*** Begin section ***

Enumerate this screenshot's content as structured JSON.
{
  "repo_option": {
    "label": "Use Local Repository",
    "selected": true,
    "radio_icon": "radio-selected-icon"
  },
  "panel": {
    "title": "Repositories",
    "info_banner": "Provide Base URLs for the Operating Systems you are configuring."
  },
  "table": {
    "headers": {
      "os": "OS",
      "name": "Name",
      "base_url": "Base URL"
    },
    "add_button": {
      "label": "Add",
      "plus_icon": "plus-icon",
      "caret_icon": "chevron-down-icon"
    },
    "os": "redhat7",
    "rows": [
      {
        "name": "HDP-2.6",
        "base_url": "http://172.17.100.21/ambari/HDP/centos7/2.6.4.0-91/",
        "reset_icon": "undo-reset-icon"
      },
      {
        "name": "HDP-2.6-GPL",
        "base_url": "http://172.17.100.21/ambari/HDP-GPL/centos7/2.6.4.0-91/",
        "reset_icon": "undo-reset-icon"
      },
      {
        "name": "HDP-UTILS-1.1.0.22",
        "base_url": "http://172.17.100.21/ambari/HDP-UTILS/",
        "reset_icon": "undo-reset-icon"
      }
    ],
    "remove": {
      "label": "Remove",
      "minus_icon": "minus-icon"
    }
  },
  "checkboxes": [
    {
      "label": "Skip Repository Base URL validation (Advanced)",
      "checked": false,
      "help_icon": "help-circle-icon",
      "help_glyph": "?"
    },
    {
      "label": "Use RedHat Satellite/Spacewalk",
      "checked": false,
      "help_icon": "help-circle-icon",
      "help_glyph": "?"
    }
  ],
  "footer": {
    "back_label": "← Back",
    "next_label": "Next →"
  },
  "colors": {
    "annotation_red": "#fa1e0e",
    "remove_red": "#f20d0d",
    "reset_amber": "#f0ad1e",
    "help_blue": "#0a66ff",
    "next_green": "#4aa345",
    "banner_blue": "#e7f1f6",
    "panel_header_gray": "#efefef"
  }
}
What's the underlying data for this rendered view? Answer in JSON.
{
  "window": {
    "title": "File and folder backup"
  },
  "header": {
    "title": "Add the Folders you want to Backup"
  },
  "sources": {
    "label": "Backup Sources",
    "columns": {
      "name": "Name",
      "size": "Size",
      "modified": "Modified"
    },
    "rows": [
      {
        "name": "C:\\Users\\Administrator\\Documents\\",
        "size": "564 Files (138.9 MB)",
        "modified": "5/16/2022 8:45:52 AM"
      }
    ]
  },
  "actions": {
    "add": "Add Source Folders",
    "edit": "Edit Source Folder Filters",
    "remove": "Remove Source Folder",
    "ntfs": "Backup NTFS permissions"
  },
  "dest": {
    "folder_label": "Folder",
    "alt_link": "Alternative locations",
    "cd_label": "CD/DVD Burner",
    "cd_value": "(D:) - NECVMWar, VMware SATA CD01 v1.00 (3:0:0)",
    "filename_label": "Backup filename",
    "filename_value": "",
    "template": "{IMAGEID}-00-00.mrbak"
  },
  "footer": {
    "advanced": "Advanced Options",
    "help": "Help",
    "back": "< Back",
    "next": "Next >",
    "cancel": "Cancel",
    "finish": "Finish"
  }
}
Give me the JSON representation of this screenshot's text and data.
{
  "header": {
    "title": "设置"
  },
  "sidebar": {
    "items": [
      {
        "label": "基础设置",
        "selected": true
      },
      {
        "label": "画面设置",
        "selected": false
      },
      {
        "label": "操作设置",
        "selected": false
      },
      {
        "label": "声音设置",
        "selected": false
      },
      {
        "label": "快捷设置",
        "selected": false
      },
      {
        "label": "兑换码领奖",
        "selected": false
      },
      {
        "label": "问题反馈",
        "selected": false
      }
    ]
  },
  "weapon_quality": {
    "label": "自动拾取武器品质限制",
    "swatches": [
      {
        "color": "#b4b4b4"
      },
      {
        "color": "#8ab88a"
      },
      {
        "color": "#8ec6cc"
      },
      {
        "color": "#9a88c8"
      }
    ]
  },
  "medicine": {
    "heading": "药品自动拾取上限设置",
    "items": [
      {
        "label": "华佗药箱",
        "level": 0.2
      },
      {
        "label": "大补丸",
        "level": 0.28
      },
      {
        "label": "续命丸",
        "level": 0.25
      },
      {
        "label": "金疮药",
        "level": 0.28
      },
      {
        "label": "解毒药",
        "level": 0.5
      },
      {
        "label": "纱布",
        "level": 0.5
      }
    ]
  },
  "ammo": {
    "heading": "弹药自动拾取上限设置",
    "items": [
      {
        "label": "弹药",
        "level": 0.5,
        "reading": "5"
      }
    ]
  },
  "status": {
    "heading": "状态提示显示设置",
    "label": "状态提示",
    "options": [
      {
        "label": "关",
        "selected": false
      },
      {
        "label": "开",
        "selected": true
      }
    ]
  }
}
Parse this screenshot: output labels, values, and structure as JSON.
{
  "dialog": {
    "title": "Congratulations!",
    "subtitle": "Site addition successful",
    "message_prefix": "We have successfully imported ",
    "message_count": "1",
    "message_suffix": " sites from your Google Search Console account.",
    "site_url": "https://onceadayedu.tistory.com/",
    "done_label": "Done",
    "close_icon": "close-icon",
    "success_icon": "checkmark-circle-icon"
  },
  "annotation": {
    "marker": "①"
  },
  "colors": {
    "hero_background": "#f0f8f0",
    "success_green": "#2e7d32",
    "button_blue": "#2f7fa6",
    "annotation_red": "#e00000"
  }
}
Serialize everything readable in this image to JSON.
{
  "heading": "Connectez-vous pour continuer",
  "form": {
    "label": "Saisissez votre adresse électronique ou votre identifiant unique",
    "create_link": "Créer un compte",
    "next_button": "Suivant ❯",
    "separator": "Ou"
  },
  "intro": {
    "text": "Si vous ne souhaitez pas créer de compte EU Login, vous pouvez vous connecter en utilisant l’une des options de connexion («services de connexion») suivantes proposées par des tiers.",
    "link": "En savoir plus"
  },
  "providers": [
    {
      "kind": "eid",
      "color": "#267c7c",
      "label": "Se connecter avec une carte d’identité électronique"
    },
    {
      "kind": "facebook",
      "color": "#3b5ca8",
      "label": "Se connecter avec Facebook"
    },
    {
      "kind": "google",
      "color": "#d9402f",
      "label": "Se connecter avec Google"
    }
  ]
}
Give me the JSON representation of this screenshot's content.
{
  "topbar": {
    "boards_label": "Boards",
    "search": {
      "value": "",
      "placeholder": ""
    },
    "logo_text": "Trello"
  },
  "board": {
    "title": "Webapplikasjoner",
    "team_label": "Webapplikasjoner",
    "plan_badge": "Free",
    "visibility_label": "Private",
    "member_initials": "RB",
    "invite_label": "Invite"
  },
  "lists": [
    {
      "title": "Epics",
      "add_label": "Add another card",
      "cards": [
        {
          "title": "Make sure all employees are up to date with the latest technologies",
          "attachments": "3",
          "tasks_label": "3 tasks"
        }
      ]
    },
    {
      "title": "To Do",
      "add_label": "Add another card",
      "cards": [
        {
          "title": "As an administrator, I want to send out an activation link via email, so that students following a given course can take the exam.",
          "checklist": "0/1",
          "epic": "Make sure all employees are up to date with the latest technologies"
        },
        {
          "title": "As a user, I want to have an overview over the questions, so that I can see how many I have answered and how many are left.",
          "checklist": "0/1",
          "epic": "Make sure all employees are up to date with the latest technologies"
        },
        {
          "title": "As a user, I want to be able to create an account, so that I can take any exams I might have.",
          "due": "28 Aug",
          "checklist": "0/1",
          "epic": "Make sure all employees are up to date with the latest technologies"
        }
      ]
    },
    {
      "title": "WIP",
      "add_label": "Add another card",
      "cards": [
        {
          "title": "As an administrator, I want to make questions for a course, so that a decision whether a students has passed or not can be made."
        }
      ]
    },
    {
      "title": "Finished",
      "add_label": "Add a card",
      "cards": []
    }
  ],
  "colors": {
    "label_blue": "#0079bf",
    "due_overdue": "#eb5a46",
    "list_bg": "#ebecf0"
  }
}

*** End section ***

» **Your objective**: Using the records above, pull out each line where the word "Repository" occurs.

» **Solution to the exercise**:
    "label": "Use Local Repository",
      "label": "Skip Repository Base URL validation (Advanced)",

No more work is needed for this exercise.